Starting with modern replayability, the following were personal highlights for me:
- RealSports Boxing
I found these simplistic, addictive and fun either with friends or alone. The controls were responsive and the gameplay mechanics made it a joy to play. I could see the similarities between these games and those that I play now, save a few graphical enhancements of course!
Shaping the landscape
When considering the influential games that have helped to shape the landscape for the generations of gamers that followed, it very soon became apparent that there were too many to name drop here. The number of racing games available here is extensive and each has been built on the same foundations: keep the car in the centre of the screen and make everything else on screen the manipulatives. This way, the car looks like it’s moving from side to side when actually it is everything else that is moving around it. It is only when you see something in its simplest form do you gain a better understanding of what is happening in a more complex scenario, and comparing these game mechanics to that of F1 2018 indicate that much the same is occurring there too!
The same could be said for sports, shooters and adventure/puzzle games with the likes of Atari Football, Basketball and Golf representative of all that we use today. The same could be said for the likes of Space Duel and Atari Force Liberator, or Maze Invaders and Major Havoc. Each bared resemblances to the games we access today, and many a new developer could offer a well-placed nod to the games on this classic collection in thanks for the inspiration.
Am I the intended audience?
For all it’s sheer beauty and content-cramming, there was one aspect of the collection which I felt was lacking: instructions. Of course, the inclusion of the original game manuals for a wide selection of the games is outstanding, however this doesn’t lend itself to pick-up-and-play gaming. I often found myself unsure of what the game entailed or what buttons to use to get things moving. It almost felt like I was not the intended audience of the classic collection and that, if I was, I would already know what to do. This is the only drawback of a rather extensive and thought-provoking Switch release.

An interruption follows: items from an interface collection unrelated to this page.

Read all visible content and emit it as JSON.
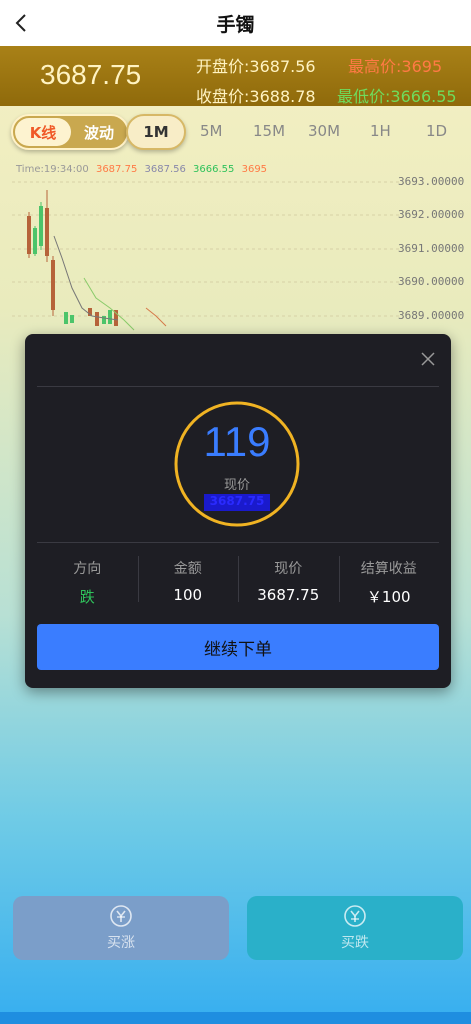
{
  "header": {
    "title": "手镯"
  },
  "price_bar": {
    "current": "3687.75",
    "open_label": "开盘价:",
    "open_value": "3687.56",
    "high_label": "最高价:",
    "high_value": "3695",
    "close_label": "收盘价:",
    "close_value": "3688.78",
    "low_label": "最低价:",
    "low_value": "3666.55"
  },
  "tabs": {
    "kline": "K线",
    "wave": "波动",
    "timeframes": [
      "1M",
      "5M",
      "15M",
      "30M",
      "1H",
      "1D"
    ],
    "active": "1M"
  },
  "chart": {
    "info_time": "Time:19:34:00",
    "info_values": [
      "3687.75",
      "3687.56",
      "3666.55",
      "3695"
    ],
    "y_ticks": [
      "3693.00000",
      "3692.00000",
      "3691.00000",
      "3690.00000",
      "3689.00000"
    ]
  },
  "modal": {
    "countdown": "119",
    "current_label": "现价",
    "current_value": "3687.75",
    "direction_label": "方向",
    "direction_value": "跌",
    "amount_label": "金额",
    "amount_value": "100",
    "price_label": "现价",
    "price_value": "3687.75",
    "profit_label": "结算收益",
    "profit_value": "￥100",
    "continue_label": "继续下单"
  },
  "actions": {
    "buy_up": "买涨",
    "buy_down": "买跌"
  },
  "colors": {
    "accent": "#3a7dff",
    "rise": "#ff7a45",
    "fall": "#2fc25b",
    "price_bar": "#9a740f",
    "ring": "#f0b323"
  }
}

All for one and one for all. The Atari collection is something everybody should experience in some capacity, either as one to appreciate what once was, or what is now. Those that grew up with the Atari’s and Commodore’s could spend hours reliving their youth. For those who didn’t, I feel it offers a lot less game time. That being said, the sheer number of games on offer and their relevance to the modern day greats that we all enjoy now make them accessible to all.